Like the Maple Leafs — an extremely talented team offensively, but with no predictable future on the blue line — Edmonton would have complicated questions which required answers. By the numbers, comparing the top-four forwards:
|Mitch Marner: $10.893 million||Auston Matthews: $11.634 million|
|John Tavares: $11 million||William Nylander: $6.962 million|
Total Cost for Four Forwards: $40.489 million
|Connor McDavid: $12.5 million||Leon Draisaitl: $8.5 million|
|Taylor Hall: $10 million||Ryan Nugent-Hopkins: $6.0 million|
Total Cost for Four Forwards: $37 million
Granted, the Oilers are a bit more cost efficient, but don’t expect Nugent-Hopkins to remain a $6 million forward forever. His talents as a 200-foot player who can consistently crack 60-plus points has value.
In short, the organization would have to be comfortable with between 40-45% of their total cap going to four players, and a long-term future with Bear, Bouchard, and other youngsters carrying the load on the back end. It’s a lot to ask, especially if you asked them to start carrying that load as early as next season.

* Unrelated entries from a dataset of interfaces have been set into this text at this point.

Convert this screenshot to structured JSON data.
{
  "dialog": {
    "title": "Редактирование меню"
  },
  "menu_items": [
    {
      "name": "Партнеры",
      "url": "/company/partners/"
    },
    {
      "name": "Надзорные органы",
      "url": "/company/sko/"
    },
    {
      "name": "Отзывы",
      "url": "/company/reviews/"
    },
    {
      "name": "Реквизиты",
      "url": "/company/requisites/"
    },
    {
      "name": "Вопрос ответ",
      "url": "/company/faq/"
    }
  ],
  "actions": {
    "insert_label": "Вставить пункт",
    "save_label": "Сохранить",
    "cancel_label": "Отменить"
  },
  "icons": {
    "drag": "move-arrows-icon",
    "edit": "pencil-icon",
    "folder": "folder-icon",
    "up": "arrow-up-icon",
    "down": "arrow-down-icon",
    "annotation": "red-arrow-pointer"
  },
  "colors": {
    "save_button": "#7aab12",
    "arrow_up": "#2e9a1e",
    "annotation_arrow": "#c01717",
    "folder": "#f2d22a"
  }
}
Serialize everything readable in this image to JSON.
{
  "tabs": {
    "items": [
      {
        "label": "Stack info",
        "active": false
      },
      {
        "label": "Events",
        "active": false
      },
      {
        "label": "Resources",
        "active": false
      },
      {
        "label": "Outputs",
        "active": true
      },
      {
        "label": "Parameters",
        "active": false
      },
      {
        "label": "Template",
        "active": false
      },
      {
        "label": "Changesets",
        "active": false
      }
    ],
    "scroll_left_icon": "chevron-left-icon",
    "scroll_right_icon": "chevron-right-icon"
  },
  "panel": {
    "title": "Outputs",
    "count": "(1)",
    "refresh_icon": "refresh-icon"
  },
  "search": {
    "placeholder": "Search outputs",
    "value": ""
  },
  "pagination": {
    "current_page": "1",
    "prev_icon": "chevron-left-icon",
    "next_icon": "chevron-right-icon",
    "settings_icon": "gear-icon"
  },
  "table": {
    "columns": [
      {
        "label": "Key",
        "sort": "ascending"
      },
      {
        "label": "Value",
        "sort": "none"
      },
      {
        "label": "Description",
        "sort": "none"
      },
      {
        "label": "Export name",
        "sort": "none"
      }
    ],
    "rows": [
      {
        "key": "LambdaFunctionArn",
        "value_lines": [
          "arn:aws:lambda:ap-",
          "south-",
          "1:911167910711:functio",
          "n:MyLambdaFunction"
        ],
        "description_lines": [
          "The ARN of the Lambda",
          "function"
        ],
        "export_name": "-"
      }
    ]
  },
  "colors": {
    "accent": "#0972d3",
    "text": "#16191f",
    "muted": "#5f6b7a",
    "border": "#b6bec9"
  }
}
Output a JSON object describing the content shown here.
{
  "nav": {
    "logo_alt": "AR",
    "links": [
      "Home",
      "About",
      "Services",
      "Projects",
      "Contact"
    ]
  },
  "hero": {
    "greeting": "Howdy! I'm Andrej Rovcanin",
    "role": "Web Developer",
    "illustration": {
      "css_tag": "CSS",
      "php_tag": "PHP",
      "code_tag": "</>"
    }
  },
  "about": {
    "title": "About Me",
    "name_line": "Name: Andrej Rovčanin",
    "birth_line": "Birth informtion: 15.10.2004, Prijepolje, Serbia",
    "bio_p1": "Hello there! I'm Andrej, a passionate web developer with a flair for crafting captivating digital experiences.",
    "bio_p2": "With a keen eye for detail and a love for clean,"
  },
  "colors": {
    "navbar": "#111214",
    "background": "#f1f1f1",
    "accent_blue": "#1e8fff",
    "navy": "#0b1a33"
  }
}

Think Now, Not Later
Maybe the best bet would be to focus on Hall as exclusively a rental, giving the team the best chance to win this year if the price isn’t too high. If so, one could only hope Hall publicly declares his intention to test free agency so that the asking price by New Jersey drops — I’m not keen on giving up Klefbom or Nurse in a rental situation.
From there, the Oilers and Hall can talk shop but Edmonton can make a decision about their overall team structure and how Hall would fit into it.